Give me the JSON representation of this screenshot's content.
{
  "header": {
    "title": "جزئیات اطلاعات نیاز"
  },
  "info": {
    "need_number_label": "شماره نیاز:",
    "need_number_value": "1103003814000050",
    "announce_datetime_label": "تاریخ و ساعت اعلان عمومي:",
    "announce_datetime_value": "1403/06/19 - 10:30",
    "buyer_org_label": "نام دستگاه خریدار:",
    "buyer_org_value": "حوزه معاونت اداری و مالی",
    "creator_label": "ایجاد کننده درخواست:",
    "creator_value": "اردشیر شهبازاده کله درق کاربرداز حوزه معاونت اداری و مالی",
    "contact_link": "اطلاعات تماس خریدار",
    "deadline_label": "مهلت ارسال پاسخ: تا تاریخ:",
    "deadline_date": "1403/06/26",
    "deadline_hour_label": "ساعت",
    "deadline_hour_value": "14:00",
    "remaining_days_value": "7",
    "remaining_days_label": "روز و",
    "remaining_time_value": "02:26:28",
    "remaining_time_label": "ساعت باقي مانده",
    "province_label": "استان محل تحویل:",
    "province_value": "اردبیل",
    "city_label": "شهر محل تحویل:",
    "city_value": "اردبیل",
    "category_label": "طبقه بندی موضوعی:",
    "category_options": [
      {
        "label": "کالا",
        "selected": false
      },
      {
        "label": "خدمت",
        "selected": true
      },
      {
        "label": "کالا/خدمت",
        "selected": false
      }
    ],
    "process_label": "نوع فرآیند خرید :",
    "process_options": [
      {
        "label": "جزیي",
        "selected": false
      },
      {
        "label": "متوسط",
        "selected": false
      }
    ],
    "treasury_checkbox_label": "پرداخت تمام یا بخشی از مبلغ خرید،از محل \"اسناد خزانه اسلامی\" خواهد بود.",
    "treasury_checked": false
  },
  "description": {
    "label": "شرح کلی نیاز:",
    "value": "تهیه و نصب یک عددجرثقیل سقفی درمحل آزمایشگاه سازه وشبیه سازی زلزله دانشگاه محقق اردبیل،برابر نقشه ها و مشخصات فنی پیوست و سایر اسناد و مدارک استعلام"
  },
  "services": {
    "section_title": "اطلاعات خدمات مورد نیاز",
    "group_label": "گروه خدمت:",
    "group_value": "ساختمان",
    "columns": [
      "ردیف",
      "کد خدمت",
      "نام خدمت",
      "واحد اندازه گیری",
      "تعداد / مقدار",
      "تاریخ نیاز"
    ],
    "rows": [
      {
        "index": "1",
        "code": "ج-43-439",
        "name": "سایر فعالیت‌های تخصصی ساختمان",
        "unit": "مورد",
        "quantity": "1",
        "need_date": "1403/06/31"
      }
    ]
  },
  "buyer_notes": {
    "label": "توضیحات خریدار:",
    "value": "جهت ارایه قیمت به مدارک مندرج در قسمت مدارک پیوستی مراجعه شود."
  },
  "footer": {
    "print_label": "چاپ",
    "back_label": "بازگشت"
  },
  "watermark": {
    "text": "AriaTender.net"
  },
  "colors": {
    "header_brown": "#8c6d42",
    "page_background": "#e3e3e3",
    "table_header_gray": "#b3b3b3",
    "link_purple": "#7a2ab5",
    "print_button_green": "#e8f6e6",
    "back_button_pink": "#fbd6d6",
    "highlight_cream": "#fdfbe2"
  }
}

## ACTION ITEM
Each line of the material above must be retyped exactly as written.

## ANSWER TO THIS EXERCISE
Give me the JSON representation of this screenshot's content.
{
  "header": {
    "title": "جزئیات اطلاعات نیاز"
  },
  "info": {
    "need_number_label": "شماره نیاز:",
    "need_number_value": "1103003814000050",
    "announce_datetime_label": "تاریخ و ساعت اعلان عمومي:",
    "announce_datetime_value": "1403/06/19 - 10:30",
    "buyer_org_label": "نام دستگاه خریدار:",
    "buyer_org_value": "حوزه معاونت اداری و مالی",
    "creator_label": "ایجاد کننده درخواست:",
    "creator_value": "اردشیر شهبازاده کله درق کاربرداز حوزه معاونت اداری و مالی",
    "contact_link": "اطلاعات تماس خریدار",
    "deadline_label": "مهلت ارسال پاسخ: تا تاریخ:",
    "deadline_date": "1403/06/26",
    "deadline_hour_label": "ساعت",
    "deadline_hour_value": "14:00",
    "remaining_days_value": "7",
    "remaining_days_label": "روز و",
    "remaining_time_value": "02:26:28",
    "remaining_time_label": "ساعت باقي مانده",
    "province_label": "استان محل تحویل:",
    "province_value": "اردبیل",
    "city_label": "شهر محل تحویل:",
    "city_value": "اردبیل",
    "category_label": "طبقه بندی موضوعی:",
    "category_options": [
      {
        "label": "کالا",
        "selected": false
      },
      {
        "label": "خدمت",
        "selected": true
      },
      {
        "label": "کالا/خدمت",
        "selected": false
      }
    ],
    "process_label": "نوع فرآیند خرید :",
    "process_options": [
      {
        "label": "جزیي",
        "selected": false
      },
      {
        "label": "متوسط",
        "selected": false
      }
    ],
    "treasury_checkbox_label": "پرداخت تمام یا بخشی از مبلغ خرید،از محل \"اسناد خزانه اسلامی\" خواهد بود.",
    "treasury_checked": false
  },
  "description": {
    "label": "شرح کلی نیاز:",
    "value": "تهیه و نصب یک عددجرثقیل سقفی درمحل آزمایشگاه سازه وشبیه سازی زلزله دانشگاه محقق اردبیل،برابر نقشه ها و مشخصات فنی پیوست و سایر اسناد و مدارک استعلام"
  },
  "services": {
    "section_title": "اطلاعات خدمات مورد نیاز",
    "group_label": "گروه خدمت:",
    "group_value": "ساختمان",
    "columns": [
      "ردیف",
      "کد خدمت",
      "نام خدمت",
      "واحد اندازه گیری",
      "تعداد / مقدار",
      "تاریخ نیاز"
    ],
    "rows": [
      {
        "index": "1",
        "code": "ج-43-439",
        "name": "سایر فعالیت‌های تخصصی ساختمان",
        "unit": "مورد",
        "quantity": "1",
        "need_date": "1403/06/31"
      }
    ]
  },
  "buyer_notes": {
    "label": "توضیحات خریدار:",
    "value": "جهت ارایه قیمت به مدارک مندرج در قسمت مدارک پیوستی مراجعه شود."
  },
  "footer": {
    "print_label": "چاپ",
    "back_label": "بازگشت"
  },
  "watermark": {
    "text": "AriaTender.net"
  },
  "colors": {
    "header_brown": "#8c6d42",
    "page_background": "#e3e3e3",
    "table_header_gray": "#b3b3b3",
    "link_purple": "#7a2ab5",
    "print_button_green": "#e8f6e6",
    "back_button_pink": "#fbd6d6",
    "highlight_cream": "#fdfbe2"
  }
}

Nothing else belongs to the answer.